Own your products and know your customers: sell outside the Mac App Store. In a few hours, you’ll have in-app purchases, a trial mode, and piracy protection all set. The book includes fully functional sample projects and code to ready to be copied into your app.
In a recent post, I wasn’t too fond of inline helper functions. Similar things can be accomplished with blocks instead of functions, as both are closures that capture their contexts. Blocks don’t even have to have a name. Inner functions and blocks share the same semantics. Found in Little Bites of Cocoa #180:
“Using a private function means having a hardwired link to an anonymous collaborator. Over time, this will slowly hurt more.” (@jbrains) I was thinking about this the other day when I wrote tests for a presenter. It receives a date, formats it, and makes the view update a label with the result. Simple. (The real thing actually does a bit more, but that doesn’t matter much.)
Matt Galagher is back writing at Cocoa with Love. His goal is maintainability, which is the greatest of all, I think. It’s easy to copy code samples together to create an app, bur it’s hard to create a product you can keep alive and make better over years. In that vein, his first article, “Partial functions in Swift, Part 1: Avoidance”, includes a lot of details why partial functions will hurt you. This is a great topic. Read his post for the basic set theory involved.

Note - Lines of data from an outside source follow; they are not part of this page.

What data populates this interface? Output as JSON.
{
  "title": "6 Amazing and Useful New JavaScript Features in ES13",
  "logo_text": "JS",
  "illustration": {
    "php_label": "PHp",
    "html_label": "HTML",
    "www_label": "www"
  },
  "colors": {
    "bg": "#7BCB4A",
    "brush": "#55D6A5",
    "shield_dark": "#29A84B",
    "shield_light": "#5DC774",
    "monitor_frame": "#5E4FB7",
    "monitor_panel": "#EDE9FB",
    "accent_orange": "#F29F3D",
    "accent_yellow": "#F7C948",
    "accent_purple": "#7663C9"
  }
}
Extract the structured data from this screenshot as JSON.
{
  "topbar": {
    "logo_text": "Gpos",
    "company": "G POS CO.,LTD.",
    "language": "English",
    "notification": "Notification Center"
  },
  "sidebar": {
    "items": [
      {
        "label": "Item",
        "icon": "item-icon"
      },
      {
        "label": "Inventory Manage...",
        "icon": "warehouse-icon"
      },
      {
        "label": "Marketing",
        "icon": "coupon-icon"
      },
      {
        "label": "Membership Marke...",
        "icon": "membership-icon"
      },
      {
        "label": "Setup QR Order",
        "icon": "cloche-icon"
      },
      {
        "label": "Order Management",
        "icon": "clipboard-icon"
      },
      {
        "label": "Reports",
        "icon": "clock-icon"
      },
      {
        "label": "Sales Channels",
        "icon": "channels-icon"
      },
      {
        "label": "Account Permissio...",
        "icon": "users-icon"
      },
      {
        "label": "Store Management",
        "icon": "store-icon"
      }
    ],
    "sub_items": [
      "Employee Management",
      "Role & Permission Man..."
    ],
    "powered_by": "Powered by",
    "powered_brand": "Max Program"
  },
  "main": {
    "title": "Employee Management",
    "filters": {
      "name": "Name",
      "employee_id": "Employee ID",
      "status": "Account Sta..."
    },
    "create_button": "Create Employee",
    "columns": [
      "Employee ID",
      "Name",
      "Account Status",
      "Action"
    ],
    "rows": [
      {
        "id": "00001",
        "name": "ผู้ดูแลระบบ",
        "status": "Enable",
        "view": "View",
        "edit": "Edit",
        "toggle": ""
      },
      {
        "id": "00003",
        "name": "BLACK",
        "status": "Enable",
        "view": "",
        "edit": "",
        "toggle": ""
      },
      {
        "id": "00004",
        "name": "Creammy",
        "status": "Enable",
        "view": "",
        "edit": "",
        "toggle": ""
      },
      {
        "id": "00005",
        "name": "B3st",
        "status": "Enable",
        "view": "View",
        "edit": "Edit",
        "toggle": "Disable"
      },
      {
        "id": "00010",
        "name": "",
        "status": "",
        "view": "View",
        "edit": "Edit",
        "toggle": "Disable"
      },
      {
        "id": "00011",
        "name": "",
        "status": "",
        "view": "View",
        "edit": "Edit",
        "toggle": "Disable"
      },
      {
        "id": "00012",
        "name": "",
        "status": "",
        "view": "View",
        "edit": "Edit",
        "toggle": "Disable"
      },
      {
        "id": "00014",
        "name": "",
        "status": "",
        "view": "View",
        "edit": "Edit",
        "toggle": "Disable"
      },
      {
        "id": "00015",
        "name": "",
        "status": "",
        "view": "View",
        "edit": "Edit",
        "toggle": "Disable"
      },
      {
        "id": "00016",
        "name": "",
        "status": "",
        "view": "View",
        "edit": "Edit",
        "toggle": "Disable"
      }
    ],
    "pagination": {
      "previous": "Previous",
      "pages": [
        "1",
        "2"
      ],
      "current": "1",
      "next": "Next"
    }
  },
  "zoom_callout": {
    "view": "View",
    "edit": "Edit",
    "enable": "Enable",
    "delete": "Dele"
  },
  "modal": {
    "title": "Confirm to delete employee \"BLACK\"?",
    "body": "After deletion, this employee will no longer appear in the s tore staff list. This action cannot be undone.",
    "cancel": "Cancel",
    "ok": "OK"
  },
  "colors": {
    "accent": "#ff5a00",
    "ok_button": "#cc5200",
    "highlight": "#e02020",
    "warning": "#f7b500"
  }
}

In Swift, you can define functions within functions. These are often referred to as helpers.Rob Napier brought this to my attention recently. Like any other closure, helper functions capture variables from their surrounding context if needed. This way you don’t have to pass them along as parameters.
As I’m exploring the use of block based API, which means to assign closures or functions handles to properties or pass them around as parameters to other functions, I found a few benefits and drawbacks in comparison to protocol-based object interactions. Here’s a breakdown of criteria for blocks and delegates.
My e-book about creating and selling apps for Mac without the Mac App Store is now available on amazon.com if you prefer a print edition!
Why does print cost less?
The digital edition will be updated regularly with the latest Swift syntax. Further editions and major revisions are free for customers, too. I can’t do that with a print edition on your bookshelf, obviously. That’s why.
It feels weird, I know, because paper costs money and print book feel more precious. I’m making about 50% less with each sale, so there’s quite some cost involved printing the book. The feeling of physical good in your hand is part of the perceived value, and everyone would tell me I should factor that in, but I’m a bad businessman. It’s the right thing to do. Why should you pay more for something with less long-term value only because my costs are higher?
My humble work break timer Move! has been reviewed by Catalin Chelariu over at Softpedia. I didn’t find any Twitter account or anything to thank him, so here it is: thanks for the review!
Catalin had one wish, though:
However, it would be great if there was an option to postpone the break, as it simply may not be possible to interrupt your current activity in certain situations.
I have to say that I totally understand where this comes from – I used AntiRSI and similar software in the past which offered a postpone button. It was useful. But it was also opening the doors to hell.
So I’m sorry to say that if your job demands you to sit down for whatever reason, then Move! isn’t going to be your app. It’s made for everyone, because everyone needs to get up more often. 30mins really isn’t that bad. Some corporate environments don’t care about your health, though, so you may need to increase the work duration.
What I wish for this app myself is the ability to start a break early, i.e. when I have to leave the desk for a while. Or a setting for work hours, so that it doesn’t interfere me watching a movie after 9 p.m., for example.